AUSTIN (Nexstar) — One trip to the Texas Capitol will leave the gigantic structure and sweeping grounds burned into your memory, and the next time you visit, you’ll still find something new you hadn’t noticed the last time.
It’s an iconic landmark — and Texans like to boast it’s taller than the U.S. Capitol — but beyond the big building, the Texas Capitol grounds make up more than 20 acres in central Austin.
“The Capitol grounds are a wonderful gathering place for not only the people of Austin, but really the people of Texas,” said Ali James, the Capitol’s curator.
James also serves as director of visitor services for the State Preservation Board, which is the agency tasked with preserving, restoring and maintaining the Capitol complex.
“The grounds are really something that provide much more of a 24/7 chance to visit the Texas Capitol,” she said. “As you can imagine, the Capitol is not always open to the public, and so the public can come to the grounds and you’ll see a lot of folks having a chance to picnic here, having a chance to run around and play games, really a nice place for families and for friends to gather and just take in kind of the beautiful trees and all of the kind of flora and fauna that you see here.”
More than 180 native trees grace the grounds. The first monument erected at the Capitol is the Heroes of the Alamo Monument, paying tribute to those who fought and died at the 13-day siege during the Texas Revolution. It has stood since 1891. The newest monument was erected in 2018 and recognizes the sacrifice families of fallen veterans make, particularly since the Global War on Terror started in 2001. That memorial is called Price of Liberty.
Nearly half of the monuments honor soldiers and veterans, including those who took part in the Vietnam War, Korean War, World War I, World War II, the Spanish American War and the Civil War.
Others pay tribute to the state’s different cultures and contributions. Two built in 1998 commemorate the pioneering women of early Texas and celebrates the youth of Texas. The Tejano Monument was erected in 2012 and the African American History Memorial was finished in 2016. Others recognize the state’s first-responders, including peace officers.
James has a soft spot for the cowboy monument.
“I do love this monument for a lot of reasons,” James said. “Not only is it a female artist working in Texas in 1925, I think that the Texas cowboy monument really is a nice embodiment of kind of what Texas has been and what Texas will always be.”

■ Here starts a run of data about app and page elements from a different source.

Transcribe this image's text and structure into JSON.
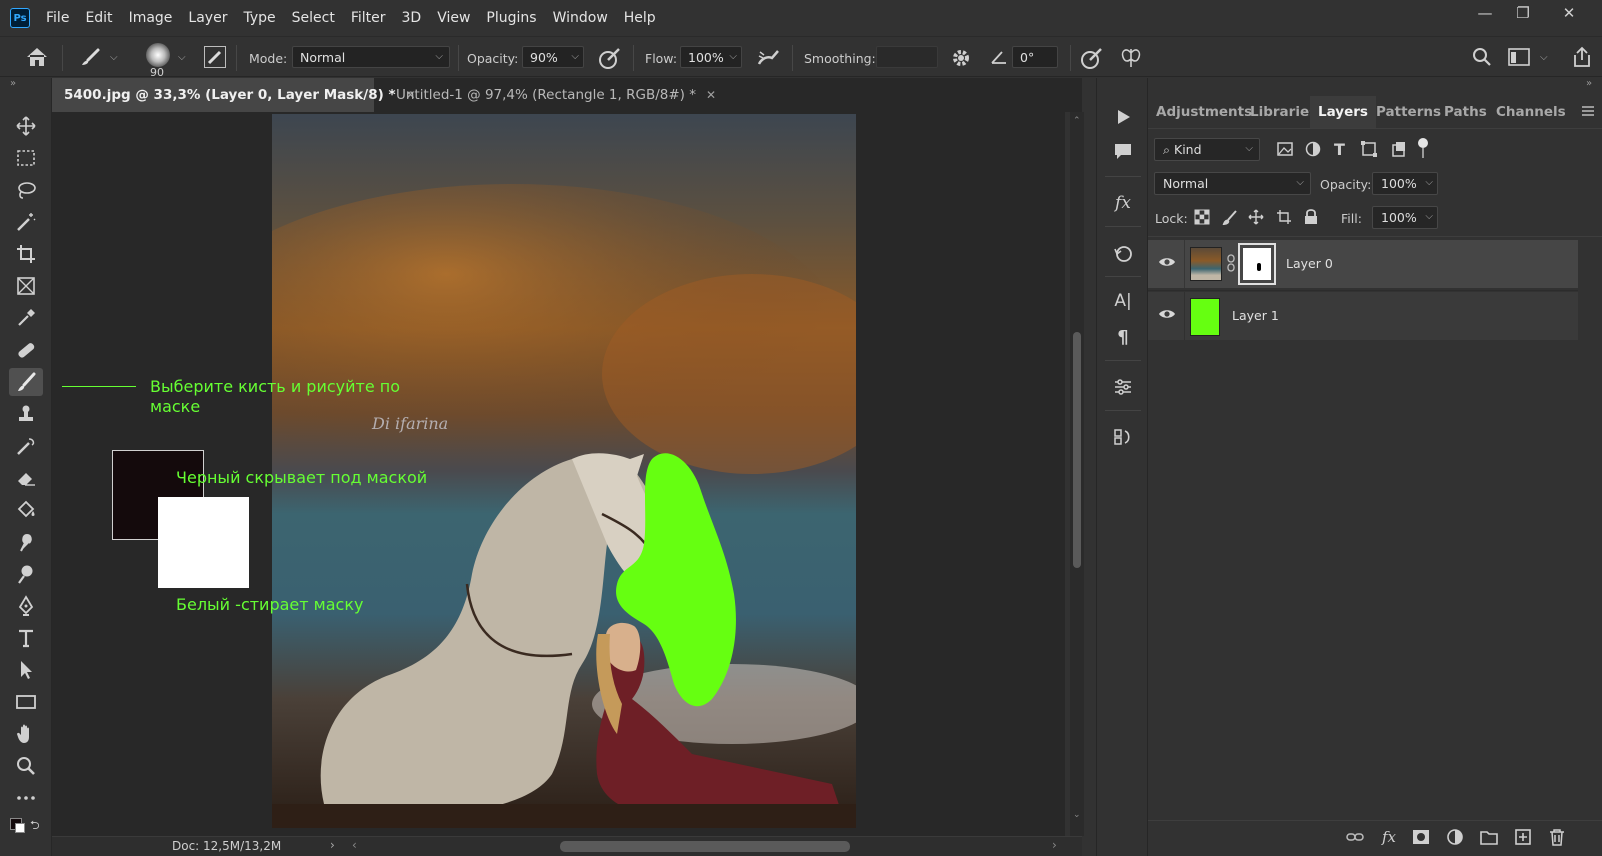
{
  "app": {
    "logo": "Ps"
  },
  "menu": [
    "File",
    "Edit",
    "Image",
    "Layer",
    "Type",
    "Select",
    "Filter",
    "3D",
    "View",
    "Plugins",
    "Window",
    "Help"
  ],
  "window_controls": {
    "minimize": "—",
    "restore": "❐",
    "close": "✕"
  },
  "options_bar": {
    "brush_size": "90",
    "mode_label": "Mode:",
    "mode_value": "Normal",
    "opacity_label": "Opacity:",
    "opacity_value": "90%",
    "flow_label": "Flow:",
    "flow_value": "100%",
    "smoothing_label": "Smoothing:",
    "angle_value": "0°"
  },
  "tabs": [
    {
      "label": "5400.jpg @ 33,3% (Layer 0, Layer Mask/8) *",
      "active": true
    },
    {
      "label": "Untitled-1 @ 97,4% (Rectangle 1, RGB/8#) *",
      "active": false
    }
  ],
  "annotations": {
    "brush_tip_line1": "Выберите кисть и рисуйте по",
    "brush_tip_line2": "маске",
    "black_tip": "Черный скрывает под маской",
    "white_tip": "Белый -стирает маску"
  },
  "watermark": "Di ifarina",
  "status": {
    "doc": "Doc: 12,5M/13,2M"
  },
  "panel": {
    "tabs": [
      "Adjustments",
      "Libraries",
      "Layers",
      "Patterns",
      "Paths",
      "Channels"
    ],
    "active_tab": "Layers",
    "filter_kind": "Kind",
    "blend_mode": "Normal",
    "opacity_label": "Opacity:",
    "opacity_value": "100%",
    "lock_label": "Lock:",
    "fill_label": "Fill:",
    "fill_value": "100%",
    "layers": [
      {
        "name": "Layer 0",
        "selected": true,
        "has_mask": true
      },
      {
        "name": "Layer 1",
        "selected": false,
        "fill_color": "#66ff11"
      }
    ]
  },
  "colors": {
    "accent_green": "#66ff33",
    "layer1_fill": "#66ff11",
    "foreground": "#140a0c",
    "background": "#ffffff"
  }
}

“Texas has had six different flags that have flown over it, so you certainly have a lot of different standpoints, different points of view.”

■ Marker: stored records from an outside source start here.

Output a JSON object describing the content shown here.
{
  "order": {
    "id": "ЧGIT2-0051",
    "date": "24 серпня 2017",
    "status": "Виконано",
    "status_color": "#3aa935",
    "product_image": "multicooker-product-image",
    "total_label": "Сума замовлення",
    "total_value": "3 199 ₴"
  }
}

“We built a Capitol in the mid 1880s. It was dedicated 1987, and right before it was dedicated, they realized sort of whoops, we forgot something. And what they forgot was to do anything at all with the landscaping around the building. They had this beautiful towering red granite building that at that time, was the seventh largest government building anywhere in the world. But they hadn’t done anything with the land around it. So they hired a civil engineer out of Dallas and he came in after the dedicated and put the big carriage way, we would now call a driveway, up to the front of the Capitol and also circled the the Capitol with a roadway, put up the metal fencing that’s still there today. Initially the gates had to be closed because stray cows from town would get inside on the Capitol grounds and graze down there and leave piles of manure. I won’t even go to any comparisons there.”Mike Cox, Texas author

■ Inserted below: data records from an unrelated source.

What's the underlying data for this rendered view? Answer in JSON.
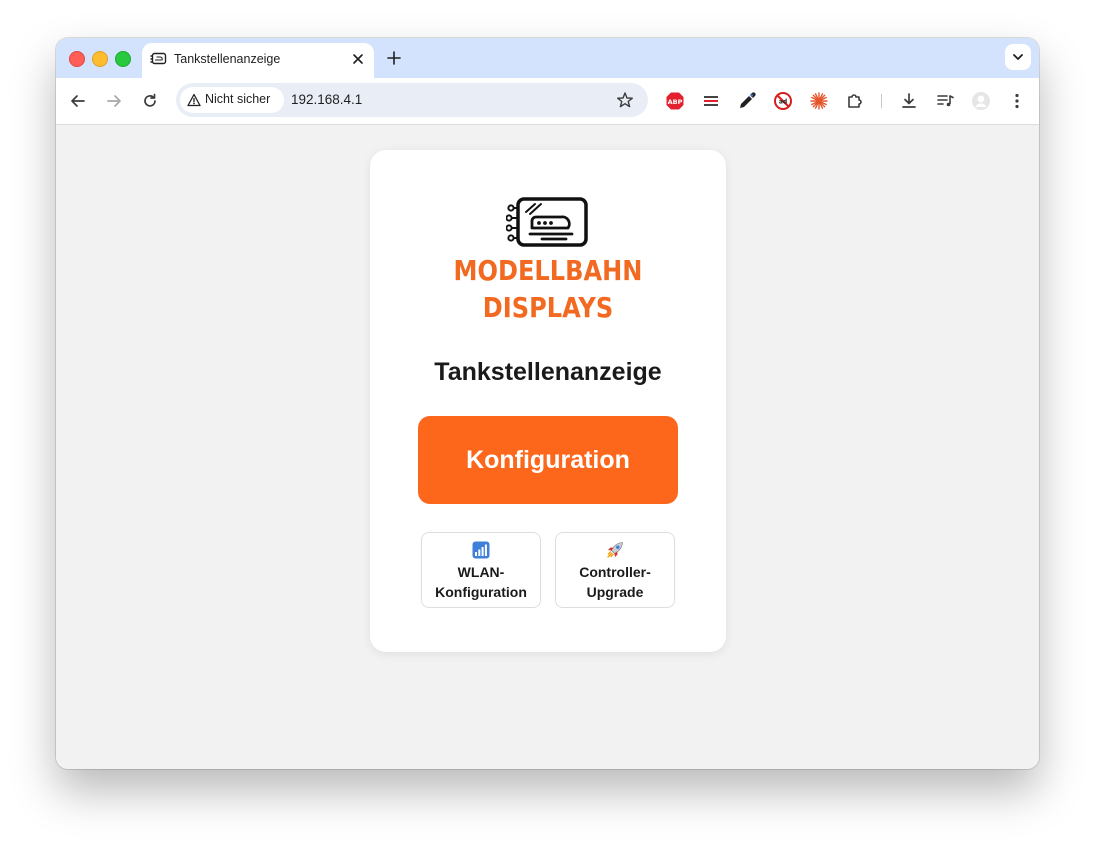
{
  "browser": {
    "tab_title": "Tankstellenanzeige",
    "security_label": "Nicht sicher",
    "url": "192.168.4.1"
  },
  "page": {
    "brand_line1": "MODELLBAHN",
    "brand_line2": "DISPLAYS",
    "title": "Tankstellenanzeige",
    "primary_button": "Konfiguration",
    "buttons": [
      {
        "label": "WLAN-\nKonfiguration",
        "icon": "signal-bars-icon"
      },
      {
        "label": "Controller-\nUpgrade",
        "icon": "rocket-icon"
      }
    ]
  },
  "colors": {
    "accent": "#fd671b",
    "brand_text": "#f26a21",
    "tabstrip": "#d3e3fd",
    "page_bg": "#f2f2f2"
  },
  "icons": {
    "window_controls": [
      "close-window-icon",
      "minimize-window-icon",
      "zoom-window-icon"
    ],
    "nav": [
      "back-arrow-icon",
      "forward-arrow-icon",
      "reload-icon"
    ],
    "extensions": [
      "adblock-plus-icon",
      "tab-list-icon",
      "eyedropper-icon",
      "block-ads-icon",
      "burst-icon",
      "puzzle-extensions-icon",
      "download-icon",
      "reading-list-icon",
      "profile-avatar-icon",
      "kebab-menu-icon"
    ]
  }
}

The Capitol holds special places in Texans’ heart for different reasons. Mike Cox’s great-grandfather helped build it. Cox, once a reporter and then a spokesperson for a state agency, wrote a book about the historic building, called “Legends & Lore of the Texas Capitol.”
“I can look in every direction in that building and remember a story,” he said.
Mike remembers getting lost in the building as a child when he visited with his grandfather to check his grandfather’s post office box, which was located at the Capitol at the time. Years later, his daughter got lost at the Texas Book Festival which was held adjacent to the grounds.
“There’d been about a 45 year interval there between the time that I got lost and she got lost, but it was a little bit easier to find her than it was me,” he chuckled.
On the legacy of the historic building, Cox said it’s a symbol of endurance.
“It’s kind of a place to go maybe to get some sort of re-assurance of, you know, things survive, things endure,” he said.
Did you know there was an old-fashioned drinking fountain on the sprawling grounds of the Texas State Capitol? It’s located where an artesian well once sat.
The Capitol’s grounds are always open to the public, and free guided tours of the Capitol’s interior are available during business hours when not closed because of coronavirus. The team tasked with preservation and upkeep is also growing into the digital space.
“We’re also hopeful to really build up those opportunities to engage digitally,” James said. “We’ve seen … a huge rise in social media and how the public likes to connect with those sites that are important to them.”
Download printable maps, as well as brochures and visitor guides at the State Preservation Board website while you plan your visit. The board has a digital map of each of the monuments on its website, too.
Andrew Choat, Tim Holcomb and Chris Davis contributed to this report.